“While New York is the pillar of much of this record, it’s really a tale of three cities,” he says. “My time in Los Angeles, post New York, was pivotal. And during the last few years in Nashville, I was able to make so much sense of my story, being in a songwriting town where story is paramount.” In addition, Droney donned many hats during the making of the album, including that of co-producer, songwriter, instrumentalist, and vocalist. “They’re all different colors in the same picture,” he says. “I remember the days in my parent’s basement reading liner notes from my Dad’s record collection—they were my baseball cards. I’d collect stats like who was the producer, the engineer, the songwriters, etc. and I found that the artists I most admired had a hand all the way down the assembly line. It inspired me from an early age to dive into all aspects of record making.”
State of the Heart inspires from start to finish, with Droney’s singing and guitar playing matched by the other areas of production, from synth-laden peaks and drone-inspired rhythms to saxophone parts, and wry, tough, yet tender ballads. The influence of Droney’s heroes (Don Henley, Steve Winwood, B.B. King, Bruce Springsteen, Jeff Buckley) is undeniable, yet the music always feels urgent and contemporary, with Droney’s chops and heart-forward expression leading the charge. In fact, for the artist, the album’s title itself best exemplifies his feelings about it: “The heart represents so much for me. It’s the engine in your chest, the internal churning propelling us to strive for something more. There’s a price to ambition and we all live in various states of heart because of it. But I’ll be damned if it isn’t a worthy pursuit—chasing what you were put on this earth to do.”
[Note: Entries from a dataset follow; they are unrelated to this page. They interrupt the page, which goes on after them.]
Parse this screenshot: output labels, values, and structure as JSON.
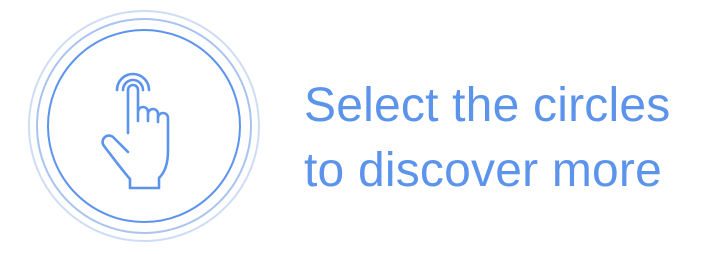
{
  "hint": {
    "line1": "Select the circles",
    "line2": "to discover more",
    "icon": "tap-hand-icon",
    "accent_color": "#5c94ec",
    "ring_colors": [
      "#cfdcf5",
      "#a9c4f0",
      "#5c94ec"
    ]
  }
}
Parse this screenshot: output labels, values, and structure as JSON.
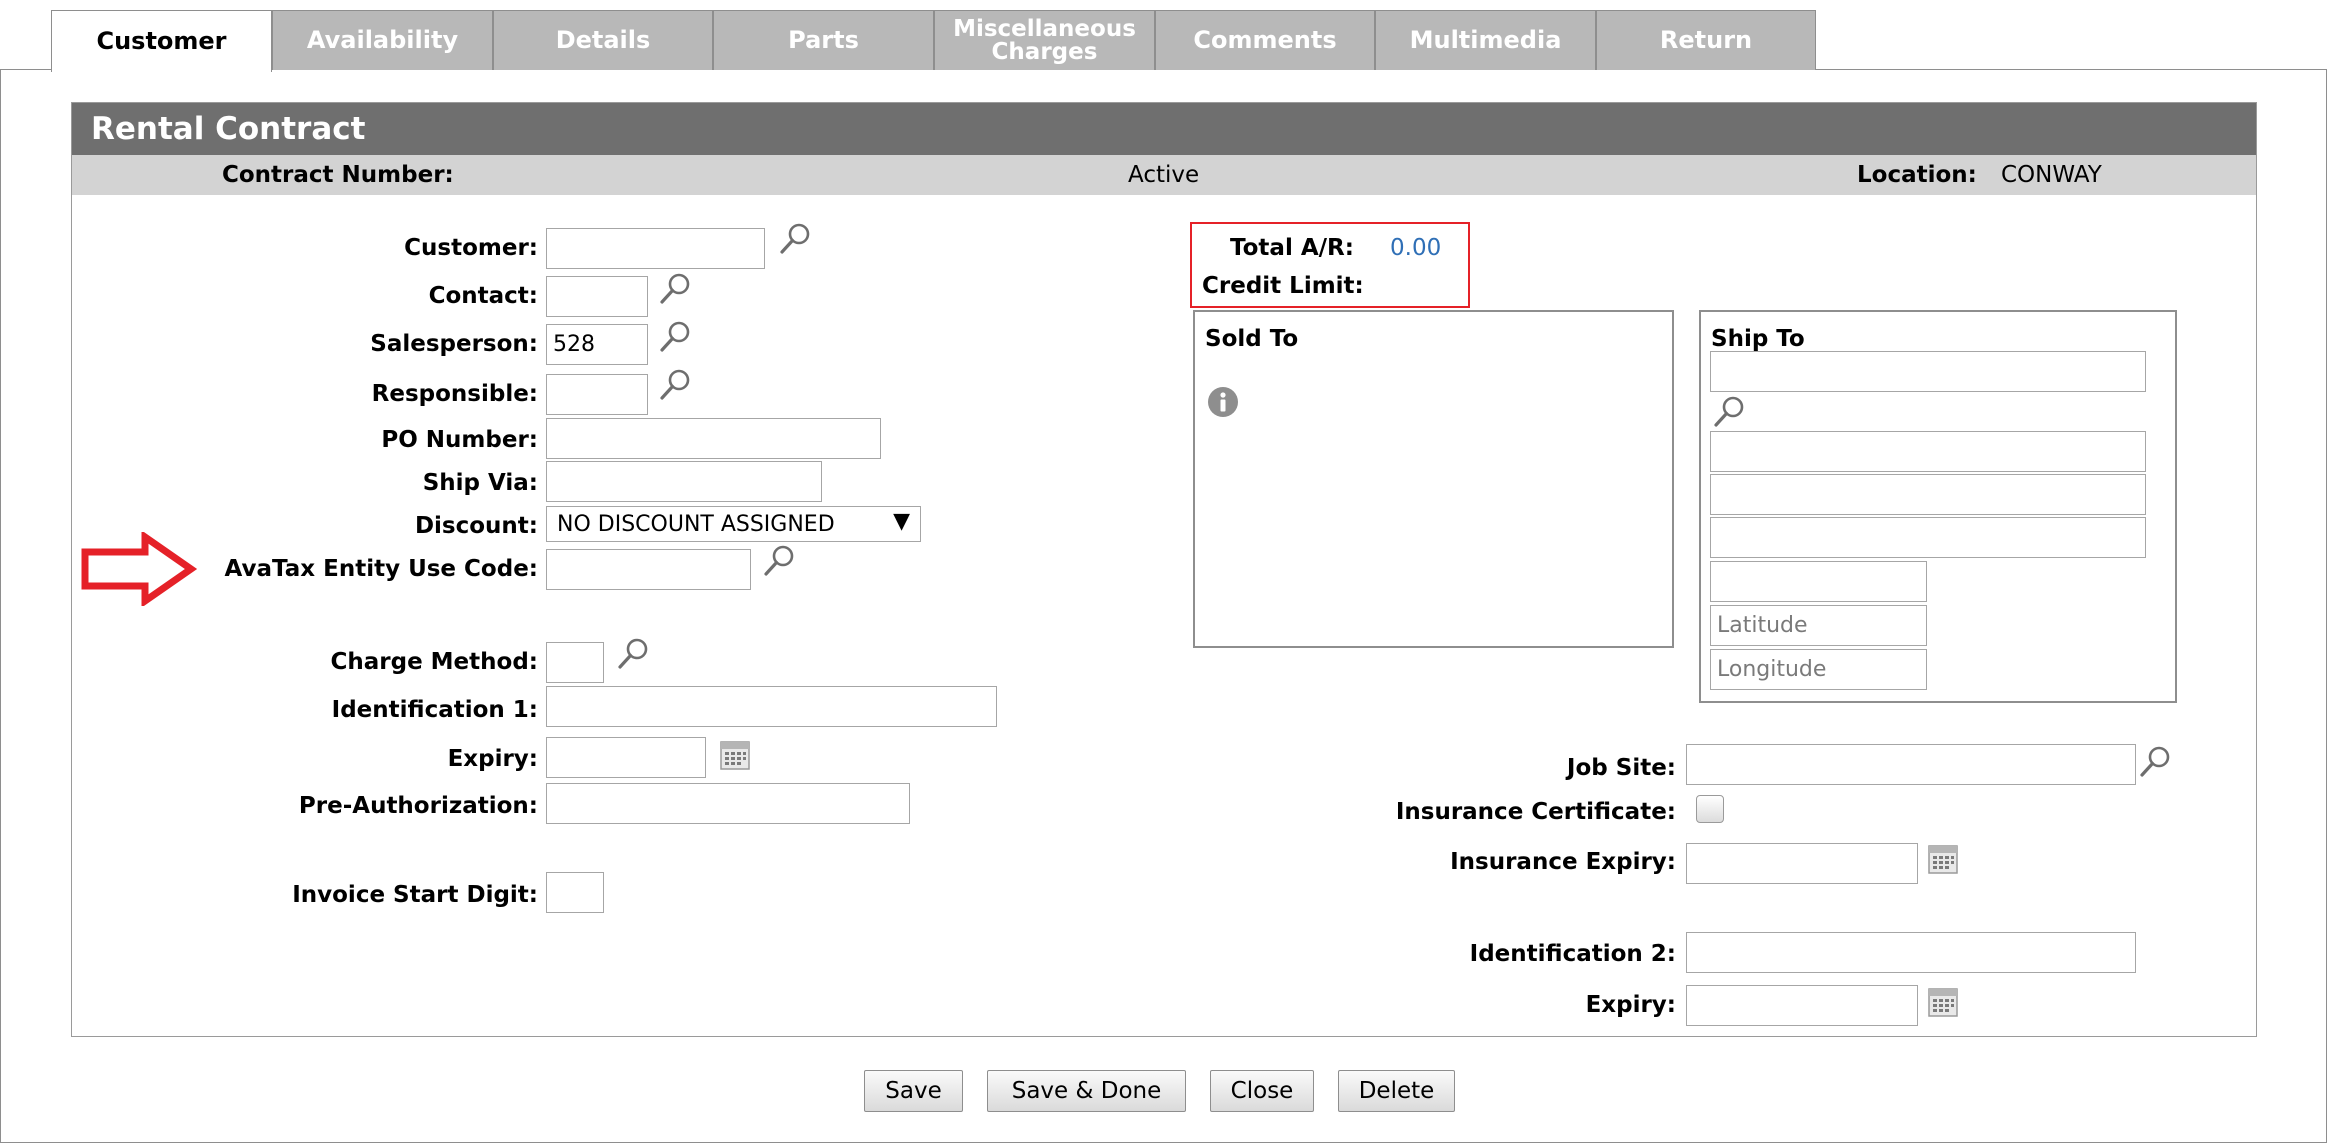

At its core, State of the Heart offers an in-depth look into the long journey its creator undertook in order to get to this exact moment in time. For Droney, that circuitous path carries with it the context needed to fully comprehend his profound intentions and artistic potential—for this album, as well as for his music and career yet to come.
“It’s been a long journey to the beginning…in the context of the life behind me, but more immediately in the context of making a record in such a hard year. The music has been a constant through an era of variables. There’s a dichotomy to the process of calling this album complete—it’s a culmination and, at the same time, an exhale, a new breath, a beginning. I have so much ambition and so many people to thank. It’s my fuel. It’s gas in the engine. My late grandfather said, ‘I have made peace with myself somewhere between my ambition and my limitations, therefore I do the very best I can do and no more.’ State of the Heart is the best of me today. As for tomorrow, the bar is set to beat.”